PROMPT ▸ Please state how many lines in the records contain the string "emoji", with no words besides the number.

MATERIAL SHOWN ▸
##############################

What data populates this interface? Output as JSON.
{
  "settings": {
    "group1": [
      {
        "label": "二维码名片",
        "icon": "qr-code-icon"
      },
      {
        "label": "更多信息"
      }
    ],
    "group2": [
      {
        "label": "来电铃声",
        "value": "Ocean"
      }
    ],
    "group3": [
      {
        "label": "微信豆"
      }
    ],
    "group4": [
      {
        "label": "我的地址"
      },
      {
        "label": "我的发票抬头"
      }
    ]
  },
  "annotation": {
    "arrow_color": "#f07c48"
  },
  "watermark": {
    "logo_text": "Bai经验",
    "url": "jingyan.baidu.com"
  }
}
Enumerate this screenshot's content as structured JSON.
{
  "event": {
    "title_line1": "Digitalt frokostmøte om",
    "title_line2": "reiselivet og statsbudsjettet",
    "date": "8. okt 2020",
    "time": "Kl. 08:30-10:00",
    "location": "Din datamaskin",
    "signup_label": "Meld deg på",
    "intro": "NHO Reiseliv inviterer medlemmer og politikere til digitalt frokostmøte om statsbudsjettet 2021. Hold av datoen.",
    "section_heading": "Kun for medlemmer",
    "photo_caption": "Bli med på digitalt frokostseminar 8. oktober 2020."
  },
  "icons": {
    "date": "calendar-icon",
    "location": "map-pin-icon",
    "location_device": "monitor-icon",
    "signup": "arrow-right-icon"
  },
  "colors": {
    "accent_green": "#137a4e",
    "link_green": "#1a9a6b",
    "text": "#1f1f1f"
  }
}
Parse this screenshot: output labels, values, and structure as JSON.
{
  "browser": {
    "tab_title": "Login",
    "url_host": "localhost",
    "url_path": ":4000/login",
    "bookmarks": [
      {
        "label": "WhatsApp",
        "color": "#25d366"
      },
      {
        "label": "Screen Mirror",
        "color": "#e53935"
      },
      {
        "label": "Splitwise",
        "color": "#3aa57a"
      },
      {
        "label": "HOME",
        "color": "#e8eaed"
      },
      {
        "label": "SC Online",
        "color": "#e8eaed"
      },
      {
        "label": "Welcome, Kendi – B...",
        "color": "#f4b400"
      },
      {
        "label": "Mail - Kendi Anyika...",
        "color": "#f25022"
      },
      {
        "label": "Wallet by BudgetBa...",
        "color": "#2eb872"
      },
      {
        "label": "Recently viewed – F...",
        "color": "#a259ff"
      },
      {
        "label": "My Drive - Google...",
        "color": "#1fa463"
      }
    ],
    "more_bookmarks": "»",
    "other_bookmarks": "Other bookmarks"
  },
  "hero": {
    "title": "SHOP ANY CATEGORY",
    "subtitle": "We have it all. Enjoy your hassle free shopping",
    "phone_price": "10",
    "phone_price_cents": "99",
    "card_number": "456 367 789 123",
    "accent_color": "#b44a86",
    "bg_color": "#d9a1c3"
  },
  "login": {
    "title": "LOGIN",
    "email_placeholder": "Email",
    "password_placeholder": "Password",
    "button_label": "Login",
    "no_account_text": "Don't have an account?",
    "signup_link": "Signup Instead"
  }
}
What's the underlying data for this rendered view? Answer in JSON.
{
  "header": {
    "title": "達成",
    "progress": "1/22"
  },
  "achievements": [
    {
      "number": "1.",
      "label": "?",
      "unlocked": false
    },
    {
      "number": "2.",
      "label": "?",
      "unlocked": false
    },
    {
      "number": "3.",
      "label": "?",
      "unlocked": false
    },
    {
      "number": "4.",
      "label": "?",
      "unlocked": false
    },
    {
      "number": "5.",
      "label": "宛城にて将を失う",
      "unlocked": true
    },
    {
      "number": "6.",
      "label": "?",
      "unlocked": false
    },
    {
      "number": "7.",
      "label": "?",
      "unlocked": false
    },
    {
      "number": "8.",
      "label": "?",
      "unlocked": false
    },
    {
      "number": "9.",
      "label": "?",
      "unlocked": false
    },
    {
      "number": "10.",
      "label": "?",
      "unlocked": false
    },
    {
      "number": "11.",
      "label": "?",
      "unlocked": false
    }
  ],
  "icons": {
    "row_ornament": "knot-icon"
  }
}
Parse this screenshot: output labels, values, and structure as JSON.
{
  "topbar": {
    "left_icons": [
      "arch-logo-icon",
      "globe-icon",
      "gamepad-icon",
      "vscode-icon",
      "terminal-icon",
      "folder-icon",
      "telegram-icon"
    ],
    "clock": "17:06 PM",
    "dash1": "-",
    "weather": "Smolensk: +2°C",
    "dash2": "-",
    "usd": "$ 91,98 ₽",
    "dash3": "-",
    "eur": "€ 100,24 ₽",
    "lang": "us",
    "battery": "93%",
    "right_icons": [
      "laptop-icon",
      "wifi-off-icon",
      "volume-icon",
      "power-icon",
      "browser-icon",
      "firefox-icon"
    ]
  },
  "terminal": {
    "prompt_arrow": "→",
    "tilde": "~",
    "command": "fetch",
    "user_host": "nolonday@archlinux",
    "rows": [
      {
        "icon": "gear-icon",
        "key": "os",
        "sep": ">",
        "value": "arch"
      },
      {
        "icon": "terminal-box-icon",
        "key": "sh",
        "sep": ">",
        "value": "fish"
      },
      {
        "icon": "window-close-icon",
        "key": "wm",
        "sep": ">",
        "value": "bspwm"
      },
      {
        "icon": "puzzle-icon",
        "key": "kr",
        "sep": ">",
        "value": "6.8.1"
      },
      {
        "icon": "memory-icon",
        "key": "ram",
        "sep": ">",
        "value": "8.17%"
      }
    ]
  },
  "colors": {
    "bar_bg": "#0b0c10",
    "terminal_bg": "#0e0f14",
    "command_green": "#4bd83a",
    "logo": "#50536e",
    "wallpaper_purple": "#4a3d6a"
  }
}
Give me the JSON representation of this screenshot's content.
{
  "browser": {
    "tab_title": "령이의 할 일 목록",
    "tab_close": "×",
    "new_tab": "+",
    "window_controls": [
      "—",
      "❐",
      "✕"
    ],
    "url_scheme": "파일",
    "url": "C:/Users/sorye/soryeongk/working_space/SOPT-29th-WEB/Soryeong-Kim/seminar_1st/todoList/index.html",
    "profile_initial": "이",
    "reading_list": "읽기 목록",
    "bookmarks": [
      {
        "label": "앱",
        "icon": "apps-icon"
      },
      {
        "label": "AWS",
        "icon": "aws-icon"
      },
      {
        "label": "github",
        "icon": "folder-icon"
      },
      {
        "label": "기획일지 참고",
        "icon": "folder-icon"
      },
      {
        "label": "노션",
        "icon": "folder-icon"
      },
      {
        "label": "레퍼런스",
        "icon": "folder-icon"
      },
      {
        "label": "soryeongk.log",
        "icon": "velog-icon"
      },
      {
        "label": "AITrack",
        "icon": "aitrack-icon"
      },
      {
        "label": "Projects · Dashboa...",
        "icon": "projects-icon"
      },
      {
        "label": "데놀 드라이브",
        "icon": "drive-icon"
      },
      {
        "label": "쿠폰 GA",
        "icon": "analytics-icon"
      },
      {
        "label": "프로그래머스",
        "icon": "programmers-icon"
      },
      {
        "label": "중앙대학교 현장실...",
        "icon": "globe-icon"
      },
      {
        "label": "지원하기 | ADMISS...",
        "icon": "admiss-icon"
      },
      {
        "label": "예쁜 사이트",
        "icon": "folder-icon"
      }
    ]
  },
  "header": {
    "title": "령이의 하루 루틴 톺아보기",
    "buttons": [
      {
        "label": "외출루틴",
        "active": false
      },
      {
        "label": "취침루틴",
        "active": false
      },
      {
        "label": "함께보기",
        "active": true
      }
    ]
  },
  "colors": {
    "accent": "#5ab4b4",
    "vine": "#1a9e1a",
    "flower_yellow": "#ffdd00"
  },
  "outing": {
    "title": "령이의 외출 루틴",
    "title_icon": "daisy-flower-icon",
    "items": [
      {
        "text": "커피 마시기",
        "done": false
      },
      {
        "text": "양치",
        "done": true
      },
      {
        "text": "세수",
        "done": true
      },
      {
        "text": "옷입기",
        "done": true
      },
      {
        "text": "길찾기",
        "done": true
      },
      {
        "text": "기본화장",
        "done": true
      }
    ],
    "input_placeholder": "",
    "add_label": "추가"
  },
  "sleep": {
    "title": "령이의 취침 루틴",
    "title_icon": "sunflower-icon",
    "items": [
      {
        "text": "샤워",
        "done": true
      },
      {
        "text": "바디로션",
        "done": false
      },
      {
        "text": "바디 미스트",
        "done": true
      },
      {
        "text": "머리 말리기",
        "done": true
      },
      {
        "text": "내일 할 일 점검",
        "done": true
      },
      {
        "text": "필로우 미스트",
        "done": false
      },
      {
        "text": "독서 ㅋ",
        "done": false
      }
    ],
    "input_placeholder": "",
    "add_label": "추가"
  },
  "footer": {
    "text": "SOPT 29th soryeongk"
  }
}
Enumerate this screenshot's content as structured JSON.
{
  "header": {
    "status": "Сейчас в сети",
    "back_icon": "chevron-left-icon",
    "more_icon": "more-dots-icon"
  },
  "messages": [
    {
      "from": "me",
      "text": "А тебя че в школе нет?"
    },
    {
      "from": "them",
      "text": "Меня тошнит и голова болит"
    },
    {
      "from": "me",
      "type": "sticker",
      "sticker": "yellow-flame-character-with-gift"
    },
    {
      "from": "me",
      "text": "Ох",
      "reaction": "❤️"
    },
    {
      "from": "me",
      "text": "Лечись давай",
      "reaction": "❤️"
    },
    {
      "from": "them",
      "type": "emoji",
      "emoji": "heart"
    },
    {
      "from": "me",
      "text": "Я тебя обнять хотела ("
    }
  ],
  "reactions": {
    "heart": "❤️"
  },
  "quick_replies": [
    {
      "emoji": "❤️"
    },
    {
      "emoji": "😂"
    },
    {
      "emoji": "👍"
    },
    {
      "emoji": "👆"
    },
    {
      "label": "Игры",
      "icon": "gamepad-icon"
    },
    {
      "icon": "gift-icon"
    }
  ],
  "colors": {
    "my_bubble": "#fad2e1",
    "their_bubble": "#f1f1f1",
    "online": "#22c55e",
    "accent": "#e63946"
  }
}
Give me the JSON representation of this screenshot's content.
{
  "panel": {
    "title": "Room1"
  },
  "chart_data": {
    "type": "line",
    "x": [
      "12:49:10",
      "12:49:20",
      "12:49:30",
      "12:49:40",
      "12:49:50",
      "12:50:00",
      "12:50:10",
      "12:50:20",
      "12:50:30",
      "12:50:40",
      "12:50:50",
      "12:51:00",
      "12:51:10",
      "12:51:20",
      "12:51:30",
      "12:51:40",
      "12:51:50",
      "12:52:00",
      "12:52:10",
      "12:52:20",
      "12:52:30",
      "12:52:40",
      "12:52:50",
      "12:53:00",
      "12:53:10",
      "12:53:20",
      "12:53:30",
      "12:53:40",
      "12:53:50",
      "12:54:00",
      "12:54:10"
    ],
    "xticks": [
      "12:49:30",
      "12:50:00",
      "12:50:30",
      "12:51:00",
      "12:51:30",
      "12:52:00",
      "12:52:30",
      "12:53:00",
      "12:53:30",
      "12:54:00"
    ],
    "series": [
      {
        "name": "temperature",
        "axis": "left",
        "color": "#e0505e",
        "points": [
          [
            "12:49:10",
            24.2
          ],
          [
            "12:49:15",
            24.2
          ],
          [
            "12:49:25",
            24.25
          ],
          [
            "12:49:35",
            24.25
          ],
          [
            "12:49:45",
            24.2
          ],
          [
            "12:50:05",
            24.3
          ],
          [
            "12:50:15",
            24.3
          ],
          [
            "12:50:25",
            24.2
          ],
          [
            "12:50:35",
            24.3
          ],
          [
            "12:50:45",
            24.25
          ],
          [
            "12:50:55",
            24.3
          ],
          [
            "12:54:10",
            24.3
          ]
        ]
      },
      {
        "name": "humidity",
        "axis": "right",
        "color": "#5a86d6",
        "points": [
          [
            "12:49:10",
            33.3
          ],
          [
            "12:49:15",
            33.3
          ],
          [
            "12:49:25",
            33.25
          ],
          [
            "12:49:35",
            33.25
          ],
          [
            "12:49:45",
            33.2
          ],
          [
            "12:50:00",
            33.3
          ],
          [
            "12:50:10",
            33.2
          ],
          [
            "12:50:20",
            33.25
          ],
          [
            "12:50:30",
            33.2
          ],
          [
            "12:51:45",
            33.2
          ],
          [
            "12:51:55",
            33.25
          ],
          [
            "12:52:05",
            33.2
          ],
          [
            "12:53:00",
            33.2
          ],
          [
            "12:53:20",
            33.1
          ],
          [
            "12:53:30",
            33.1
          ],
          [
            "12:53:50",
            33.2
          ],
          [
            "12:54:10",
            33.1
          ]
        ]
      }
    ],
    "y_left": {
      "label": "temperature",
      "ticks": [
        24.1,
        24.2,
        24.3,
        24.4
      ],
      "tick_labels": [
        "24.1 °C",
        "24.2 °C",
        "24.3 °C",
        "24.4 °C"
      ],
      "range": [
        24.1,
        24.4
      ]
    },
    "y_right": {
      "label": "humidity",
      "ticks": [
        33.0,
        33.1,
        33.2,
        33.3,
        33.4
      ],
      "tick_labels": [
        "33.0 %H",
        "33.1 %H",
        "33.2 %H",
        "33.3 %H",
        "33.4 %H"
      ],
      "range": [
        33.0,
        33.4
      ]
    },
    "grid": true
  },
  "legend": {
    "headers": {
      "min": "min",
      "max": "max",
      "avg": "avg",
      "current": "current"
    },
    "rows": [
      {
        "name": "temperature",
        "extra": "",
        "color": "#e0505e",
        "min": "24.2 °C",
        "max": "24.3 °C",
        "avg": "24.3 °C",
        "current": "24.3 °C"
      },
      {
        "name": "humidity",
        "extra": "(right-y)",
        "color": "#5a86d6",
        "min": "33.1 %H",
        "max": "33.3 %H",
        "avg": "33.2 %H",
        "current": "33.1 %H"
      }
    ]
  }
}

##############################

SOLUTION FOR THIS PROBLEM ▸ 6